Polish Lowland Sheepdog - pons - pon the dog

 

 

 

 

Ulpompon Antonowka, Poland

 

 

 

 

Osteoarthritis
Linda Aronson, DVM

 

   

 Osteoarthritis (OA) afflicts millions of dogs each year, and as active animals our Beardies are at high risk of showing signs especially the older they get.  Poor conformation and joint injury are the major causes of OA in dogs.  One of the first things we can do is to make sure that the parents have good conformation and that the puppy does too.  Hip structure should be evaluated either via PennHIP as early as 6 months of age, or else by OFA at around age 2.  Unfortunately, OFA elbow analysis is of little value, but the good news is signs of elbow dysplasia are far less easily masked than hip dysplasia as there are no powerful muscles to support inadequate joints. 

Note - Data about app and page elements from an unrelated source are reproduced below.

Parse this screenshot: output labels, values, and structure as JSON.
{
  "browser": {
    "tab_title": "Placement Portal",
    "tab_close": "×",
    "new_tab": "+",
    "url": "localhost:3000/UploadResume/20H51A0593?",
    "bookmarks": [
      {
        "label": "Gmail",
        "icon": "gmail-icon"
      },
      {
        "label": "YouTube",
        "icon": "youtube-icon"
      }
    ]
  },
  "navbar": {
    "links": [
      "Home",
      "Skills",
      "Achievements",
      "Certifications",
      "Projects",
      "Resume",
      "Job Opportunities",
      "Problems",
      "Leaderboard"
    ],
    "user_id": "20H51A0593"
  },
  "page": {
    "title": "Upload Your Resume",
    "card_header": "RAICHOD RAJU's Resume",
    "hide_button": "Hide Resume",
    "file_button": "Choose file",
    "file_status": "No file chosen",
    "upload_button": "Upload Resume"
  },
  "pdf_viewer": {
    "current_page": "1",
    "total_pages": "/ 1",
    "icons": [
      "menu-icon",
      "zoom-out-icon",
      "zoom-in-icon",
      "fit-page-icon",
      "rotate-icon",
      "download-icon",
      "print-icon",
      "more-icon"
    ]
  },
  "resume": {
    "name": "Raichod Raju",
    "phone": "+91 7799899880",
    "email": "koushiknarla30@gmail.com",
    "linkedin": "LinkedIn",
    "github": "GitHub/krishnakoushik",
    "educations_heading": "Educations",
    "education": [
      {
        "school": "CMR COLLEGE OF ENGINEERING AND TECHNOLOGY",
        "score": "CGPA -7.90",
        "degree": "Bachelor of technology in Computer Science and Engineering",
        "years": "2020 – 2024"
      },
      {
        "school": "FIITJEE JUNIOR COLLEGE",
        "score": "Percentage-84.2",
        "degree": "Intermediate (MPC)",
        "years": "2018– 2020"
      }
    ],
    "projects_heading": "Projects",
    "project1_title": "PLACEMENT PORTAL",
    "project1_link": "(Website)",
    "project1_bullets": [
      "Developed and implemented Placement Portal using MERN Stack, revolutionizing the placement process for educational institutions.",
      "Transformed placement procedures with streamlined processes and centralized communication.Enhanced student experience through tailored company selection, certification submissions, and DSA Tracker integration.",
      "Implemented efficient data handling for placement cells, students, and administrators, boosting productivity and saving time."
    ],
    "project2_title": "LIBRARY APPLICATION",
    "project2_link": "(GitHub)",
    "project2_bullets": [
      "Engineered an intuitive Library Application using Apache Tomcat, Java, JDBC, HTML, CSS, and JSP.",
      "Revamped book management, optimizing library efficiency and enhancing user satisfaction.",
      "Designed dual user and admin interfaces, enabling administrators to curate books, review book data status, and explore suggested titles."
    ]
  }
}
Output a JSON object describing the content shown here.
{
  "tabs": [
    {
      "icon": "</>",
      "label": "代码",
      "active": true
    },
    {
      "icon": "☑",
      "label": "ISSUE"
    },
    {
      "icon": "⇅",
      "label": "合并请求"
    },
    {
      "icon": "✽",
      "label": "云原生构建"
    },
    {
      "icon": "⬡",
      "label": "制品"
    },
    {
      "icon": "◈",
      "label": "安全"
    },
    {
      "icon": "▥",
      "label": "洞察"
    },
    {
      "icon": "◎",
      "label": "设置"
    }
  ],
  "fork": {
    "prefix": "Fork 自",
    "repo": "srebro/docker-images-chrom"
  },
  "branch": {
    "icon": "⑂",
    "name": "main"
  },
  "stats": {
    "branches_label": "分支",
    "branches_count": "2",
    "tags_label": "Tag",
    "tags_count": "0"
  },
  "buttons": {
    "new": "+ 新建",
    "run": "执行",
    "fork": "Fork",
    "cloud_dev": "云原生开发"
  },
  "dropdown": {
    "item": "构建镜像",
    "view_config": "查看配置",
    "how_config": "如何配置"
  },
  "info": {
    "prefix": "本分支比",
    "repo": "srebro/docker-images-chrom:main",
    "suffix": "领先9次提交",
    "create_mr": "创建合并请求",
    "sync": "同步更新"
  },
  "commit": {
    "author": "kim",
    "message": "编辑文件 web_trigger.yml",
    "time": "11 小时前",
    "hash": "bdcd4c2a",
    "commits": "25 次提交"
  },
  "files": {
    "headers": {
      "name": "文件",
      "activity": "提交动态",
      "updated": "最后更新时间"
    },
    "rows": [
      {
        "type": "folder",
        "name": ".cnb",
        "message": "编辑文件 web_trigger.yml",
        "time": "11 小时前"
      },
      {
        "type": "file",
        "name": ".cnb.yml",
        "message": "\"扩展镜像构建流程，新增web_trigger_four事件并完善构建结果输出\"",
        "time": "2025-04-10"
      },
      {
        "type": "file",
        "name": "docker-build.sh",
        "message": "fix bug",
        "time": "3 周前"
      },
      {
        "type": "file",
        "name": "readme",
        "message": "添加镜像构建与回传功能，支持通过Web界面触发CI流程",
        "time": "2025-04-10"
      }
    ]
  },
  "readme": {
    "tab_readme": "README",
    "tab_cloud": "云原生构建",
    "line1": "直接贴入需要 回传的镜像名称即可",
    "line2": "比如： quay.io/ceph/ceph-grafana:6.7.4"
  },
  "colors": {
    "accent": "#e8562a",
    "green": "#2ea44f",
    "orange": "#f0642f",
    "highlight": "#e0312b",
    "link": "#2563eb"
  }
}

We canít protect our puppies and older dogs from all joint traumas because they need to lead the active lives for which they were bred.  While we can avoid jumping and running immature skeletons on hard surfaces deliberately, our puppies have other ideas.  My three year old Beardie adores vertical leaps and has been able to rise over 6 feet since she was 8 weeks old.  However, I donít ask her to do this, as I did with my almost 14 year old when he was young, and I will have to rely on her good structure to hold up.  Do watch out for high speed collisions with other dogs and inanimate objects like walls and trees as these may sadly come back to haunt you later. 

 

Unfortunately, dogs are pretty good at hiding pain, and itís often not until there is serious damage that an OA flair up catches owner attention.  Even then it may just present as a mild limp.  However, a thorough work up now may slow down progression and provide pain relief for the affected dog.  Itís a sad fact that we generally under-treat pain.  Be sure to rule out tick-borne and autoimmune diseases as causes of joint pain.

 

One of the major contributors to OA is obesity.  Itís never a good thing, but so much worse if a dog has OA.  What about exercise?  Consistent low impact exercise is much better than high impact.  Weekend warriors and couch potatoes are at much greater risk of joint damage than dogs that get regular consistent work outs.  Swimming, walking and running on forgiving surfaces and regular massage are all great for our dogs.  Remember if your dog is an athlete to stretch him before and after intense exercise rather than expecting him to perform with cold, tight muscles.

 

As well as its role in preventing obesity, nutrition can play an important role in preventing and treating OA.  Diets high in omega-3 and low in omega-6 fatty acids alter cell membranes and reduce the inflammatory response that results in pain.  While glucosamine and chondroitin are helpful, the optimal dose and ratio has not been determined.  There is little data to show that they prevent OA, but given that the damage that results in OA probably starts a long time before symptoms become apparent there is an argument to be made for using them to supplement the diets of younger animals.  Other ďnutraceuticalsĒ have also proven helpful for relieving the pain of OA.  It has been my experience that what works for one dog may not necessarily work for another and that some experimentation may be necessary.  Needs may also change over time, and switching supplements may prove helpful.  While initially being used to treat flare-ups of pain, some dogs will need to be maintained on nonsteroidal anti-inflammatory drugs (NSAIDs).  We have heard a lot about how dangerous these drugs are, but for most animals they are safe and provide a vastly improved quality of life.  In some cases opiate analgesics may also be helpful.

 

Keeping your Beardies in good musculoskeletal alignment throughout their lives is great preventative medicine.  Chiropractic adjustments done in a timely fashion can spare a lot of misery as the dog ages.  Acupuncture can provide excellent pain relief, as can a lot of massage and other manipulative processes. 

 

Optimally, of course, we would love to be able to cure and reverse the damage to the joints, not just try to reduce the pain.  In the past we tried injecting steroids into the joints, but these ultimately cause more cartilage destruction.  Polysulfated glycosaminoglycans (PSGAG Ė Adequan) injected intramuscularly inhibit the enzymes that break down cartilage thereby reducing its resistance to compression and resiliency. They also act as precursors for formation of new cartilage; increase the viscosity of joint fluid by increasing hyaluronate concentrations in the joint, while reducing levels of prostaglandin E2 Ė released in response to joint injury and causing inflammation and ultimately pain. In horses PSGAG may be injected straight into the joint, but this is not done in dogs.  A new treatment which is beginning to be seen more and more is the use of stem cells grown from fat harvested from the recipient dog and injected into the joints.  Because they are specific to the dog there is no rejection.  The stem cells grow new cartilage, and the results are quite remarkable in many cases.  The biggest downside is currently the expense, but we can only hope that this will eventually fall